> Instructions for the task
Every line of the records below that holds the word "text" should be copied out.

━━━ Data for this exercise ━━━

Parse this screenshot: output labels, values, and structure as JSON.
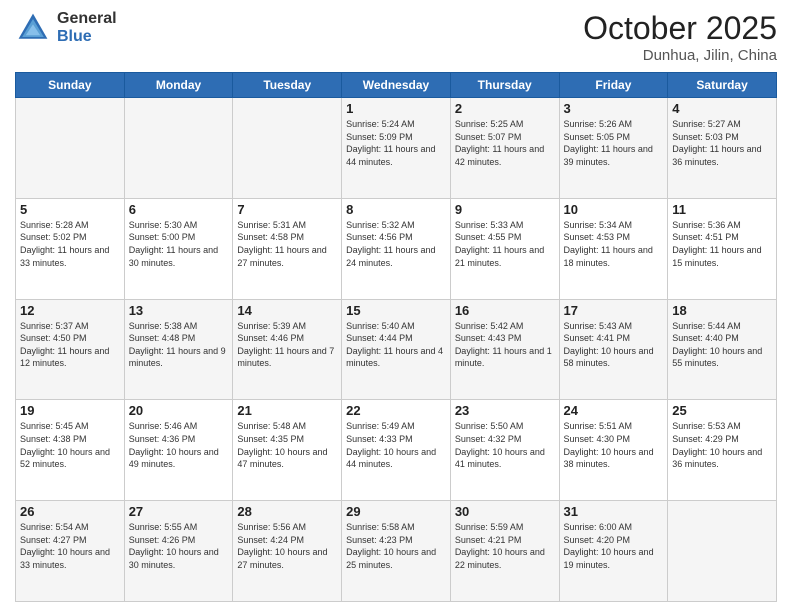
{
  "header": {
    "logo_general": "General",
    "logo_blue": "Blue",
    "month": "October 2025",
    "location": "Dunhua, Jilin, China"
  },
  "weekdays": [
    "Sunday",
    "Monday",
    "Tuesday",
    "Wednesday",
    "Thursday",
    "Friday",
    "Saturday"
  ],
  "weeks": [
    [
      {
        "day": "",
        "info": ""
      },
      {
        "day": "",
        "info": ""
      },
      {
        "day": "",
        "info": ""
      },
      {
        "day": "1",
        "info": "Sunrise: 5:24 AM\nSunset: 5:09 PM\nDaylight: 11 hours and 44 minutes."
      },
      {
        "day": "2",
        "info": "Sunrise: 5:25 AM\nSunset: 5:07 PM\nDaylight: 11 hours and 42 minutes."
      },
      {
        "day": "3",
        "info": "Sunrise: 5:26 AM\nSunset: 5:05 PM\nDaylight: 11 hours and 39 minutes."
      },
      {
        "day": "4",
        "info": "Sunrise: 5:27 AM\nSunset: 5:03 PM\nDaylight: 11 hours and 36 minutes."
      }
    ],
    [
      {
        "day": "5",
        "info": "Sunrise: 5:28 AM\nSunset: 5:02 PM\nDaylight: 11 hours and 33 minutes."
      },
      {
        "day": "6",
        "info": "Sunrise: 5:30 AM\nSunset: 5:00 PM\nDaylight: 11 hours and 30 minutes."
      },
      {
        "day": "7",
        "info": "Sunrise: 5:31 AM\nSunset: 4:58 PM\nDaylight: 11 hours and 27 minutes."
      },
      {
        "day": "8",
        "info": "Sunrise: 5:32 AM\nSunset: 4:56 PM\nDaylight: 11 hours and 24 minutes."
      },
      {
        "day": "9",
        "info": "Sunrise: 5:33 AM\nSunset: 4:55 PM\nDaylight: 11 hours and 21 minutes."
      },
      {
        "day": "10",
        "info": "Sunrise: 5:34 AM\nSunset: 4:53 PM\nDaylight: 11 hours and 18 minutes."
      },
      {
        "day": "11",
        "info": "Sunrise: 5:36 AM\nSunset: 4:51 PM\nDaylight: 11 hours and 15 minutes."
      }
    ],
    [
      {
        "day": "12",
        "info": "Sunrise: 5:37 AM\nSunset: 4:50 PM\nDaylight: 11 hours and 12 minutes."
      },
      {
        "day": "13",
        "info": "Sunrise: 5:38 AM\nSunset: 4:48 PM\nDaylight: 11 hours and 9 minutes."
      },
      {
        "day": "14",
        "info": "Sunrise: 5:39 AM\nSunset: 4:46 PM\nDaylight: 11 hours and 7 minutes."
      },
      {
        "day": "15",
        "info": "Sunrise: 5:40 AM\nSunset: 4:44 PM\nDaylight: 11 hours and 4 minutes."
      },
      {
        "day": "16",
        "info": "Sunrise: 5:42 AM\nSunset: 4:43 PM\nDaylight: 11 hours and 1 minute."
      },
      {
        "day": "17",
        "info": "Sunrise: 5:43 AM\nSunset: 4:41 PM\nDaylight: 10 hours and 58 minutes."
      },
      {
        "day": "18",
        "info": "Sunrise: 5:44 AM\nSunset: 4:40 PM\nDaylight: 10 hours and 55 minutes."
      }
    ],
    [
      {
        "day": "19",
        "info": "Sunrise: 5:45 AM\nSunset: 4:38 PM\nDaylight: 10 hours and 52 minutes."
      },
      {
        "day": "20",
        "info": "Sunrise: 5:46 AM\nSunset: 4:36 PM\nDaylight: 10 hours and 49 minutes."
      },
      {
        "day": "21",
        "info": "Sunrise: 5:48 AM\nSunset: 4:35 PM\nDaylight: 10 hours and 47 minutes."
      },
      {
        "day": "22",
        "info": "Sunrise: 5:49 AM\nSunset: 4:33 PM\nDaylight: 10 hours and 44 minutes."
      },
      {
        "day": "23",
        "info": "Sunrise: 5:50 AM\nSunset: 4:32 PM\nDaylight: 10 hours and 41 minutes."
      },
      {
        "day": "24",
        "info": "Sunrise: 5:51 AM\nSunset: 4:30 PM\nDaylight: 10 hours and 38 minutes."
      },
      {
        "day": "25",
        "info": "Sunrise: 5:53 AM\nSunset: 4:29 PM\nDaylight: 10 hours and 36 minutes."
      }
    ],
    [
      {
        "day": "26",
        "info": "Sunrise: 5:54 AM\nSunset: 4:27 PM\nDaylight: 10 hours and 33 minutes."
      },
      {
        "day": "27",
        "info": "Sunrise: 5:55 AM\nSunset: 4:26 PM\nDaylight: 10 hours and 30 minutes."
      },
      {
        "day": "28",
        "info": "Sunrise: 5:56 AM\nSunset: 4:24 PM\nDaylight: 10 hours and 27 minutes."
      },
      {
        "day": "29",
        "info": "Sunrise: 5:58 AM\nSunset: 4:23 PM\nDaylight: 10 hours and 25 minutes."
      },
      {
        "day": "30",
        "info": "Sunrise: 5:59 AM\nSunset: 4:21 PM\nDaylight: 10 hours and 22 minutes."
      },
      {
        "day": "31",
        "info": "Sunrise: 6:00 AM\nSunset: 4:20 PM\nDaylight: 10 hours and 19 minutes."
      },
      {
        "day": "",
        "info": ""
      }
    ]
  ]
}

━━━
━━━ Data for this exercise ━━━

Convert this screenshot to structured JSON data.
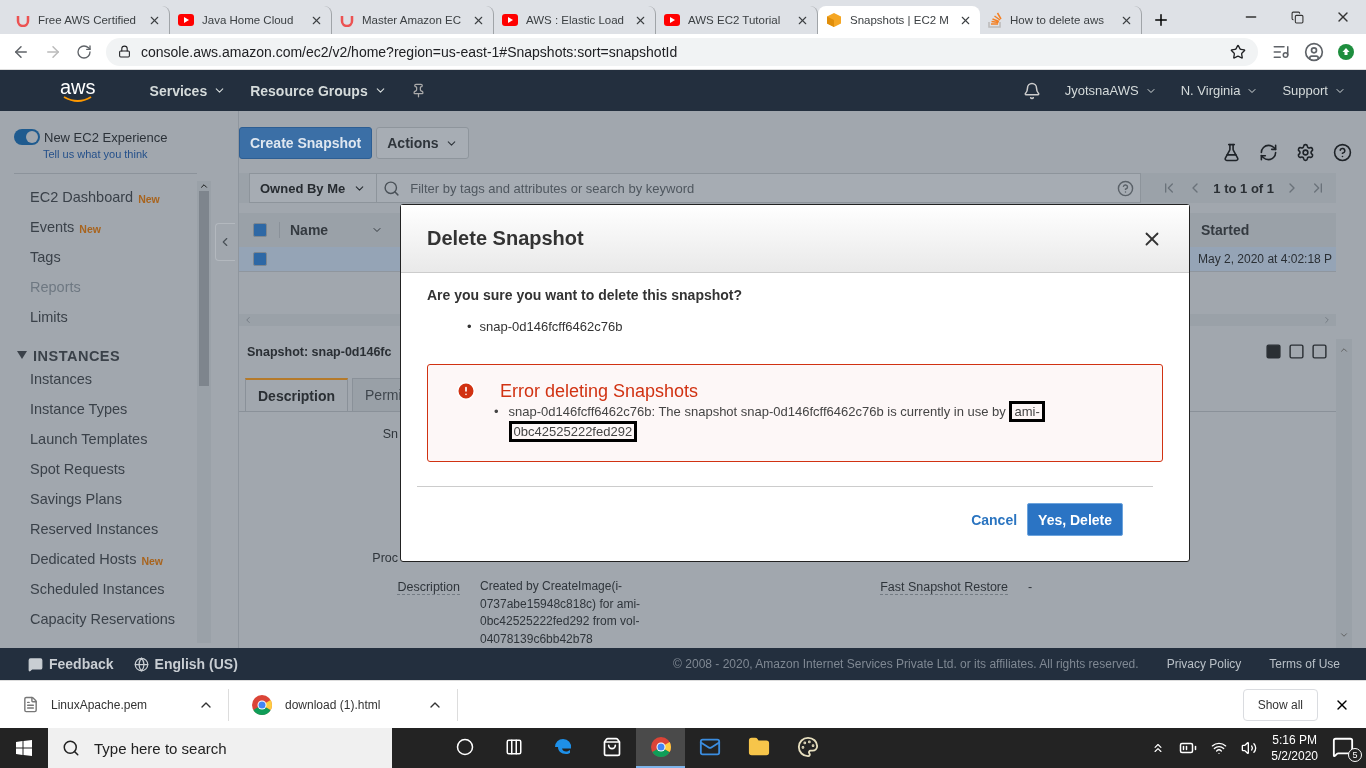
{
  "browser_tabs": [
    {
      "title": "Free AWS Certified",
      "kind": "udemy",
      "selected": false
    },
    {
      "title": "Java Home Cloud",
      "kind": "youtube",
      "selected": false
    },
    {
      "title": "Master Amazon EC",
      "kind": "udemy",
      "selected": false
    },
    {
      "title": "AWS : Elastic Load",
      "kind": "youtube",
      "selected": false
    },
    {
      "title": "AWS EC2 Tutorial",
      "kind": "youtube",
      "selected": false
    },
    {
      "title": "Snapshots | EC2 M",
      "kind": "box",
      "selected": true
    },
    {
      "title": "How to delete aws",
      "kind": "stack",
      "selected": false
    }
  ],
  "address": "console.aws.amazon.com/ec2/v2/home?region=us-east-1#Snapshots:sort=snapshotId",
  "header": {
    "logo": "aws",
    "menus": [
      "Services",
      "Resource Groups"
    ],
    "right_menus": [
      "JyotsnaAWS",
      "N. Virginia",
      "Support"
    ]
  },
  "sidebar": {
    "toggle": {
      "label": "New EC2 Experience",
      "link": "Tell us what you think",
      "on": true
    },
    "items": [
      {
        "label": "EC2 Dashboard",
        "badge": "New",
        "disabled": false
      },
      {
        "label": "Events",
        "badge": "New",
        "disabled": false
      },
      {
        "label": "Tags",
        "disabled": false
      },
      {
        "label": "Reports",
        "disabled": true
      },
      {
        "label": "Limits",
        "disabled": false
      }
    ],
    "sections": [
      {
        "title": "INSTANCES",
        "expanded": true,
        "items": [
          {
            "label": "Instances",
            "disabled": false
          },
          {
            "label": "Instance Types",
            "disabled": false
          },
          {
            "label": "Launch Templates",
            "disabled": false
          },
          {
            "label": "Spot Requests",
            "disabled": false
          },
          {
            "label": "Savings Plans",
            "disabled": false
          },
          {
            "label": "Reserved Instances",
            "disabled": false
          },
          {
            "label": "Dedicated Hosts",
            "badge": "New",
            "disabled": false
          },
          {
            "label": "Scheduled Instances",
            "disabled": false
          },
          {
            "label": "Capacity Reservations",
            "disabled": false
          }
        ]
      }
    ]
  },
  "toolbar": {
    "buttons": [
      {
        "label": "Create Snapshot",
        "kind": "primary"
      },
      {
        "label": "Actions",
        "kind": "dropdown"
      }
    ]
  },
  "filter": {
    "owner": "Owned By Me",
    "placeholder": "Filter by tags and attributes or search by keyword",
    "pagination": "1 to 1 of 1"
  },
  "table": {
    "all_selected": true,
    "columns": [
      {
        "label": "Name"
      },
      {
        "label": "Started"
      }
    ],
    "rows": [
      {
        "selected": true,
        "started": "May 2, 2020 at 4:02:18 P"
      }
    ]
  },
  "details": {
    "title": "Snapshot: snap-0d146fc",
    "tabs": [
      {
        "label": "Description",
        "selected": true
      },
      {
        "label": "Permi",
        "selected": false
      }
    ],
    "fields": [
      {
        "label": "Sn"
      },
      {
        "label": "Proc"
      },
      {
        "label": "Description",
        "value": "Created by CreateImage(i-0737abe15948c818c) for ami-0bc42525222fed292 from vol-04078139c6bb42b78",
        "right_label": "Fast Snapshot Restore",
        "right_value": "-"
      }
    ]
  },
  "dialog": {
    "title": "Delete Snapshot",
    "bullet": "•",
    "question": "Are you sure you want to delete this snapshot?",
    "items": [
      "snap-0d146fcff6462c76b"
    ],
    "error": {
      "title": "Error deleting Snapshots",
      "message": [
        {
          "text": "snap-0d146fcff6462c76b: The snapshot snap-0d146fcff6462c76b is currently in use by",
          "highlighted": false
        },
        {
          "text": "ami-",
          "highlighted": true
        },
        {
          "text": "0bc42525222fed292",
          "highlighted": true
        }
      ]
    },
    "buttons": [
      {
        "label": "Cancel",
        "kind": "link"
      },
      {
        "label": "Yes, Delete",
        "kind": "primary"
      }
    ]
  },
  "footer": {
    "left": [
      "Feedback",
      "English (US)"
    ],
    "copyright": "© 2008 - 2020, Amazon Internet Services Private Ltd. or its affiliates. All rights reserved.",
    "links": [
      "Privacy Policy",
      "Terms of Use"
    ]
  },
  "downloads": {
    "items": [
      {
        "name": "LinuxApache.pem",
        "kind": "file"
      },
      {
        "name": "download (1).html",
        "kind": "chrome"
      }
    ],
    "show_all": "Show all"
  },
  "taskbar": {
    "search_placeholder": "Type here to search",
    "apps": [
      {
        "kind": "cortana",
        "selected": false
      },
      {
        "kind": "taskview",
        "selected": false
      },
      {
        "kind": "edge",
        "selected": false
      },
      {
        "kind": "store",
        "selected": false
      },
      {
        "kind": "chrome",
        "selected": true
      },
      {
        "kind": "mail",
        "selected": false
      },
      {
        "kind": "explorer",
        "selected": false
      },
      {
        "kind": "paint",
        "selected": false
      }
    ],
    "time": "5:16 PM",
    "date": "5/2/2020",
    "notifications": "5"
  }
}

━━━

> Result of this exercise
          "text": "snap-0d146fcff6462c76b: The snapshot snap-0d146fcff6462c76b is currently in use by",
          "text": "ami-",
          "text": "0bc42525222fed292",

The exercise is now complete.